For the moment, Stephenie Meyer seems unlikely to pursue Leonard in court. In May, she told MTV News that she hadn’t read the Fifty Shades books—“that’s really not my genre, my thing,” she said—but indicated that their existence didn’t trouble her. “Good on her, she’s doing well, that’s great,” she said of Leonard. Nevertheless, in certain parts of the Twilight fandom, Leonard’s renown is clouded by a perception of success unearned. On March 13th, Jane Litte, who runs DearAuthor.com, a blog about romance novels, compared Master of the Universe with the Fifty Shades trilogy using Turnitin, a plagiarism-detection program. She found that the texts were 89 percent identical and posted sample passages, chosen at random, in which little more than the characters’ names had been changed—from Edward to Christian, and Bella to Ana. “With the success of Alternate Universe fan fiction and the successful leveraging of that fandom into seven figure economic rewards, the influx of fan fiction into professional publishing is likely to begin at greater levels than previous,” Litte wrote. “I think its important, if we go down this route, that provenance is stated…. It’s an indicator to readers that they may have encountered this before and it gives the fandom that propelled the author to success a nod.”
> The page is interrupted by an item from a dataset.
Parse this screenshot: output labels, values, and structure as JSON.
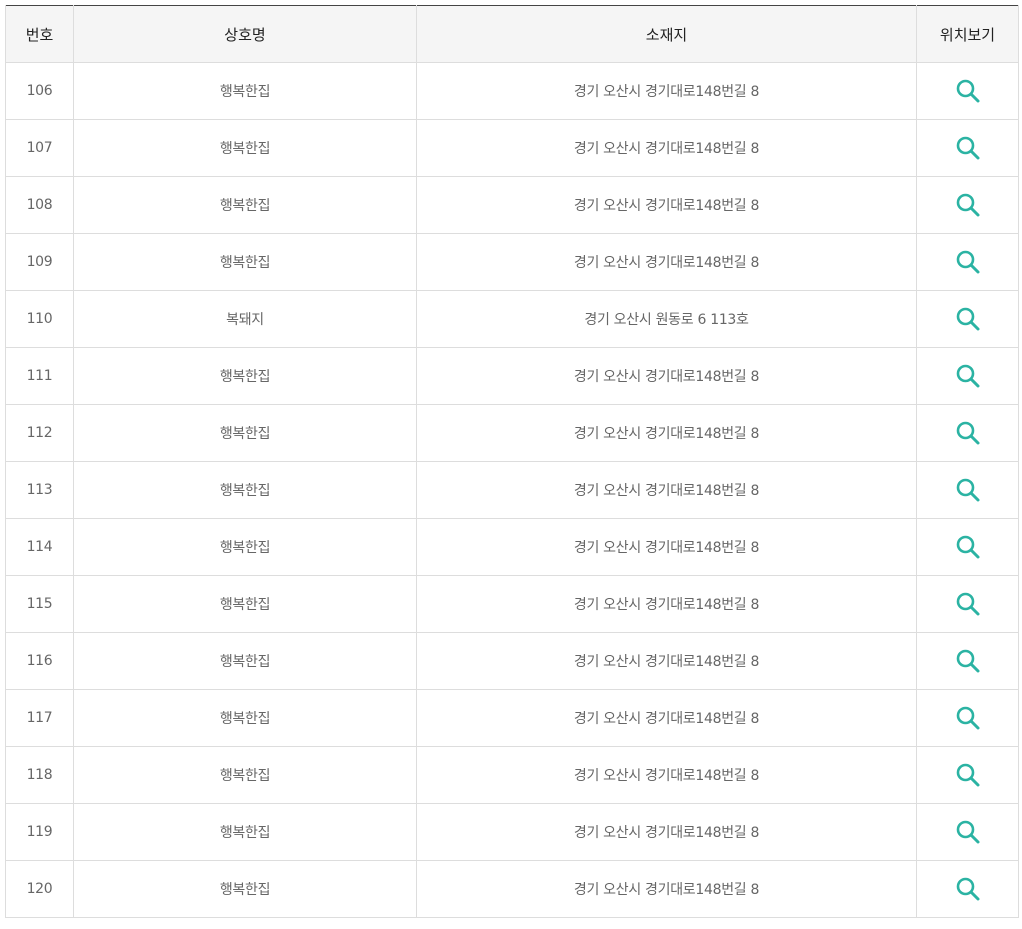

The post generated nearly three hundred comments. Few commenters were troubled by Leonard’s debt to Meyer; “Hell, one can argue that the historical romance subgenre started out as fanfic of Pride and Prejudice,” one observed. But many felt she had mistreated the Twilight fandom, from whose feedback and support she benefited. “89% for an essay against another would get you kicked out of class in college, but with a fan fic you retitled the reward is a publishing contract,” one wrote. “E.L James has used and taken advantage of Twilight fandom, yes she’s got her fans and supporters but overall she’s left a huge wankfest on her road to publication,” another said. As Anne Jamison, the English professor, elaborated, fan fiction “operates under a certain kind of implied contract—this is not a legal issue, but unwritten, voluntary contracts do regulate people’s behavior. A lot of this unwritten agreement involves give and take, donation of labor (reviewing, reccing, writing, reading) with the understanding that it is a non-profit enterprise.”
Whether it’s ever okay to break that implicit contract, and under what circumstances, was a matter that the commenters did not resolve. Leonard hasn’t shared her views on this issue, but the Fifty Shades trilogy offers some clues. The example of Ana and Christian suggests a fatalistic vision of relationships, as risky entanglements not amenable to contracts or rules and subject to constant negotiations over power. The potential rewards are great, but relationships exact a price. For Ana, the price of a relationship with Christian is an identity and a career that are not quite her own. For Leonard, the price of a relationship with the Twilight fandom is a blockbuster that in the view of some at least belongs to more than her alone.